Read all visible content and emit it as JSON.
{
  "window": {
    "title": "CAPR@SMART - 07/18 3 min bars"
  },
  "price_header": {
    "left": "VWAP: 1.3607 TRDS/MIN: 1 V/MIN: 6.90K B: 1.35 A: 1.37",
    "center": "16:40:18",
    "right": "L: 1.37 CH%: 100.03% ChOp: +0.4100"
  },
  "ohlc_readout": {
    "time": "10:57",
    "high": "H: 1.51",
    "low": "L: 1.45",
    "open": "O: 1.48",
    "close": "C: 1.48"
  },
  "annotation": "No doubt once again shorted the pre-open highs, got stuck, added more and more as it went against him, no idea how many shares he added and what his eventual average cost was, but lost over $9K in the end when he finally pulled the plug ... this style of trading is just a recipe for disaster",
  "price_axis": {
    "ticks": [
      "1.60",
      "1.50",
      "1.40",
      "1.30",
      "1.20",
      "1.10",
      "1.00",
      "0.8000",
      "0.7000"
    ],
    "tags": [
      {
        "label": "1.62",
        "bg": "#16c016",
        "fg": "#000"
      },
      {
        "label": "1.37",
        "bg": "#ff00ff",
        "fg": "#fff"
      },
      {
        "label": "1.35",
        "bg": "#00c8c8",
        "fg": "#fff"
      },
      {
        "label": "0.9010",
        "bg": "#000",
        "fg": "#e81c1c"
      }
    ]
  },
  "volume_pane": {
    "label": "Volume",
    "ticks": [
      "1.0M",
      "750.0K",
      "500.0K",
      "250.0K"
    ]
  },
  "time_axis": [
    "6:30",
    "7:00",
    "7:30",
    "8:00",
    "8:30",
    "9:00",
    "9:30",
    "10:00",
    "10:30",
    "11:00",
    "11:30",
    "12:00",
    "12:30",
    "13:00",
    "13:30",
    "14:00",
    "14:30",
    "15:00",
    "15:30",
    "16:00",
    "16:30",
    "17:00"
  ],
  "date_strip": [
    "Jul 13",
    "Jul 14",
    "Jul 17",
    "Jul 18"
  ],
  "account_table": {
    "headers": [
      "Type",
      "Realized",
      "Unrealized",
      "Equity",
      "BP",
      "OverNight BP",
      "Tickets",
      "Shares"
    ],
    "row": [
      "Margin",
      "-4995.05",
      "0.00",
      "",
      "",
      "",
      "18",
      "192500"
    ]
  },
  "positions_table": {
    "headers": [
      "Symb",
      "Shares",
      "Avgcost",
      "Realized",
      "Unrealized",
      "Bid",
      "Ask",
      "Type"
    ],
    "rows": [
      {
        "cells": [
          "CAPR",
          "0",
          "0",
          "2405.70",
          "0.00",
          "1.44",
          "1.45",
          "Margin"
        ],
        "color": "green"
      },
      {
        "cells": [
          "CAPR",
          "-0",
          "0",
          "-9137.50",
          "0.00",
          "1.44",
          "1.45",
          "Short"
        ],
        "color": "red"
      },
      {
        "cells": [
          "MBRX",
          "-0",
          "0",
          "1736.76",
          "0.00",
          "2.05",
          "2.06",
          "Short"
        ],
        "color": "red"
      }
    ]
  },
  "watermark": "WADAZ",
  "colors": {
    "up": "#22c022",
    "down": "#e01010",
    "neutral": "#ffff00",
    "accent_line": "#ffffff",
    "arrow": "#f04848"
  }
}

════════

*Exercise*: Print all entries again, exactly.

*Result of the task*:
Read all visible content and emit it as JSON.
{
  "window": {
    "title": "CAPR@SMART - 07/18 3 min bars"
  },
  "price_header": {
    "left": "VWAP: 1.3607 TRDS/MIN: 1 V/MIN: 6.90K B: 1.35 A: 1.37",
    "center": "16:40:18",
    "right": "L: 1.37 CH%: 100.03% ChOp: +0.4100"
  },
  "ohlc_readout": {
    "time": "10:57",
    "high": "H: 1.51",
    "low": "L: 1.45",
    "open": "O: 1.48",
    "close": "C: 1.48"
  },
  "annotation": "No doubt once again shorted the pre-open highs, got stuck, added more and more as it went against him, no idea how many shares he added and what his eventual average cost was, but lost over $9K in the end when he finally pulled the plug ... this style of trading is just a recipe for disaster",
  "price_axis": {
    "ticks": [
      "1.60",
      "1.50",
      "1.40",
      "1.30",
      "1.20",
      "1.10",
      "1.00",
      "0.8000",
      "0.7000"
    ],
    "tags": [
      {
        "label": "1.62",
        "bg": "#16c016",
        "fg": "#000"
      },
      {
        "label": "1.37",
        "bg": "#ff00ff",
        "fg": "#fff"
      },
      {
        "label": "1.35",
        "bg": "#00c8c8",
        "fg": "#fff"
      },
      {
        "label": "0.9010",
        "bg": "#000",
        "fg": "#e81c1c"
      }
    ]
  },
  "volume_pane": {
    "label": "Volume",
    "ticks": [
      "1.0M",
      "750.0K",
      "500.0K",
      "250.0K"
    ]
  },
  "time_axis": [
    "6:30",
    "7:00",
    "7:30",
    "8:00",
    "8:30",
    "9:00",
    "9:30",
    "10:00",
    "10:30",
    "11:00",
    "11:30",
    "12:00",
    "12:30",
    "13:00",
    "13:30",
    "14:00",
    "14:30",
    "15:00",
    "15:30",
    "16:00",
    "16:30",
    "17:00"
  ],
  "date_strip": [
    "Jul 13",
    "Jul 14",
    "Jul 17",
    "Jul 18"
  ],
  "account_table": {
    "headers": [
      "Type",
      "Realized",
      "Unrealized",
      "Equity",
      "BP",
      "OverNight BP",
      "Tickets",
      "Shares"
    ],
    "row": [
      "Margin",
      "-4995.05",
      "0.00",
      "",
      "",
      "",
      "18",
      "192500"
    ]
  },
  "positions_table": {
    "headers": [
      "Symb",
      "Shares",
      "Avgcost",
      "Realized",
      "Unrealized",
      "Bid",
      "Ask",
      "Type"
    ],
    "rows": [
      {
        "cells": [
          "CAPR",
          "0",
          "0",
          "2405.70",
          "0.00",
          "1.44",
          "1.45",
          "Margin"
        ],
        "color": "green"
      },
      {
        "cells": [
          "CAPR",
          "-0",
          "0",
          "-9137.50",
          "0.00",
          "1.44",
          "1.45",
          "Short"
        ],
        "color": "red"
      },
      {
        "cells": [
          "MBRX",
          "-0",
          "0",
          "1736.76",
          "0.00",
          "2.05",
          "2.06",
          "Short"
        ],
        "color": "red"
      }
    ]
  },
  "watermark": "WADAZ",
  "colors": {
    "up": "#22c022",
    "down": "#e01010",
    "neutral": "#ffff00",
    "accent_line": "#ffffff",
    "arrow": "#f04848"
  }
}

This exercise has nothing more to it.